INPUT DATA.
--- START ---
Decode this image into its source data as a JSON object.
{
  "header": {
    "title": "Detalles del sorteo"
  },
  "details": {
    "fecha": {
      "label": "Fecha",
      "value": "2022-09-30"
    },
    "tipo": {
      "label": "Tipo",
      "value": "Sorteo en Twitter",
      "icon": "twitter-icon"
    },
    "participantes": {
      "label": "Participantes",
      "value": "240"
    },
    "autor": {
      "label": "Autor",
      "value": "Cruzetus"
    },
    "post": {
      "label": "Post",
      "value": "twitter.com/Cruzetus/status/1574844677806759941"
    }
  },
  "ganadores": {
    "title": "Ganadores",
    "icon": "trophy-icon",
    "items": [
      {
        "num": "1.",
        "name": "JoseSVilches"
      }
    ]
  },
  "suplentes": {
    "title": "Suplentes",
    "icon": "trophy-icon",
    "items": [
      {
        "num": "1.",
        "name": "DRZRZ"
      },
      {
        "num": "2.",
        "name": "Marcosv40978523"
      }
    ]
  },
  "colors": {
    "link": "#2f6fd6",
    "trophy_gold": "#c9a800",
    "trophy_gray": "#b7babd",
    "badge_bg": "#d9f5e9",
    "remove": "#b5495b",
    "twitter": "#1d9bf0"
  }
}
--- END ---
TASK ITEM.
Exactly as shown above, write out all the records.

TASK RESPONSE.
Decode this image into its source data as a JSON object.
{
  "header": {
    "title": "Detalles del sorteo"
  },
  "details": {
    "fecha": {
      "label": "Fecha",
      "value": "2022-09-30"
    },
    "tipo": {
      "label": "Tipo",
      "value": "Sorteo en Twitter",
      "icon": "twitter-icon"
    },
    "participantes": {
      "label": "Participantes",
      "value": "240"
    },
    "autor": {
      "label": "Autor",
      "value": "Cruzetus"
    },
    "post": {
      "label": "Post",
      "value": "twitter.com/Cruzetus/status/1574844677806759941"
    }
  },
  "ganadores": {
    "title": "Ganadores",
    "icon": "trophy-icon",
    "items": [
      {
        "num": "1.",
        "name": "JoseSVilches"
      }
    ]
  },
  "suplentes": {
    "title": "Suplentes",
    "icon": "trophy-icon",
    "items": [
      {
        "num": "1.",
        "name": "DRZRZ"
      },
      {
        "num": "2.",
        "name": "Marcosv40978523"
      }
    ]
  },
  "colors": {
    "link": "#2f6fd6",
    "trophy_gold": "#c9a800",
    "trophy_gray": "#b7babd",
    "badge_bg": "#d9f5e9",
    "remove": "#b5495b",
    "twitter": "#1d9bf0"
  }
}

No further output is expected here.